Apparently there’s a race to “bikini ready” and we’re all falling behind. It seems like every magazine is touting the countdown to beach season. Didn’t we just leave winter? The headlines shouting at you from the grocery line checkout sure make you think so.
- “Drop Two Sizes Just in Time for Summer” reads the June 2014 headline for Health.
- “Get fit Super Fast” promises Women’s Running.
- “Fast Track to Sleek” boasts Muscle and Fitness Hers.
While our 2013 spring and summer outfits might be slightly more snug after such a long winter, please, please, please turn down the volume on the ‘emergency’ slim noise, and avoid the tendency to take it to the extreme.
First of all, people will think you are crazy.
Have you heard of the “mono meal” diet? People eat one type of fruit or plant food for every meal.

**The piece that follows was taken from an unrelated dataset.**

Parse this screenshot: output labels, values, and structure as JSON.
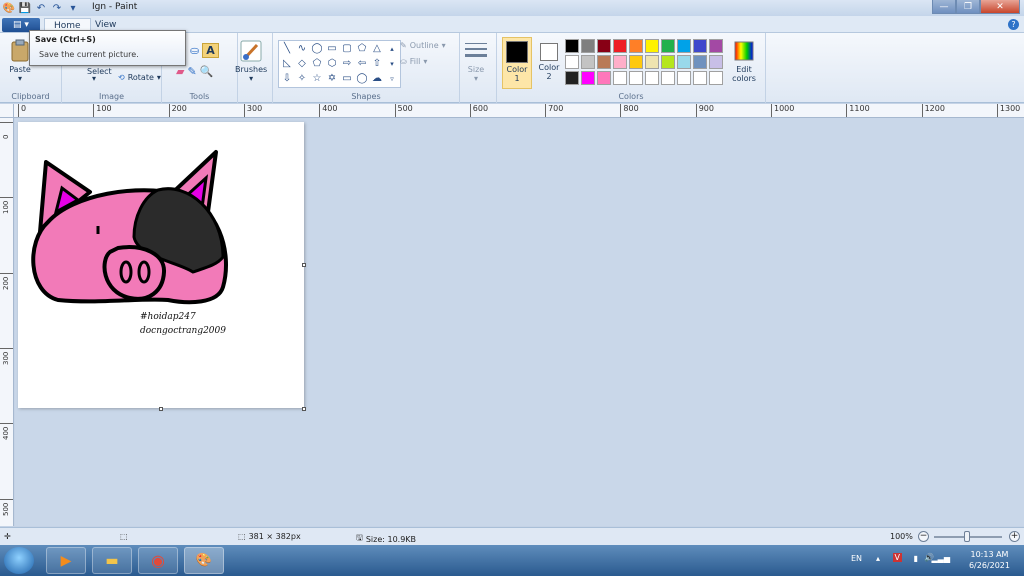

Freelee the Banana Girl, an Australian, is blowing up the Internet claiming to be a “diet guru” for solving her own health problems with this extreme diet. (I can’t find her real name anywhere.)She told The Daily Mail that she has suffered from anorexia and bulimia, so it’s not entirely clear if her relationship with food is a psychologically healthy one to model. But she’s digging into watermelons and mounds of bananas at meal times, crushing produce.
Her arms are certainly getting a workout from hauling all of that food. Fifty-one bananas in one day? Five pounds of potatoes in one meal? No sweat.
Second of all, extreme diets might actually make you go crazy.
I asked Marci Anderson, a Cambridge-based registered dietician, nutritionist, and eating disorder specialist, her opinion on this young woman’s dieting behavior.
“While I cannot comment on whether she is currently struggling with an eating disorder, this type of eating pattern is truly disordered,” said Anderson in an email exchange Wednesday. “Mono eating is another fad to add to the ever-expanding list of diets that are unsustainable at best and harmful at worst.”
Malnutrition can result not only from a combination of inadequate amounts of food, but also an inadequate range or diversity of food. By sticking to limited foods during the day, you’re limiting the daily intake of essential vitamins and minerals that can have long-term impacts on your physiological, and psychological, wellbeing. For instance, a nutrient deficiency of the Vitamin B3 Niacin can lead to dementia and depression, according to the World Health Organization. Without the daily recommended 55 mg of Selenium, people can develop mood disorders.
While no promise of weight loss is worth this, what makes extreme dieting worse is that the behavior is much more likely not to last, and whatever weight was lost will probably return.
“People often confolute weight loss with health. This type of eating pattern could easily lead to nutrient deficiencies as well as an increased obsession with food,” said Anderson. “Both make a person vulnerable to binge eating and future weight gain.”
Your diet might be too extreme if...
You’re ditching social interactions in order to stay true to your strict regimen. (Notice that Freelee can’t convince many friends to pose with her on Instagram.)
If there aren’t options for your extreme diet in a typical restaurant, and you ditch your friends just to stay at home with your kale, it might be a sign. A healthy diet is part of a healthy lifestyle, one that’s balanced, maintainable, and manageable, but most importantly it’s a life style. As in, you should still have a life. Press pause before this behavior becomes something much more serious.
Take this online survey from the National Eating Disorders Association to see if you might need to watch out for those extreme tendencies.
No beach body is worth it.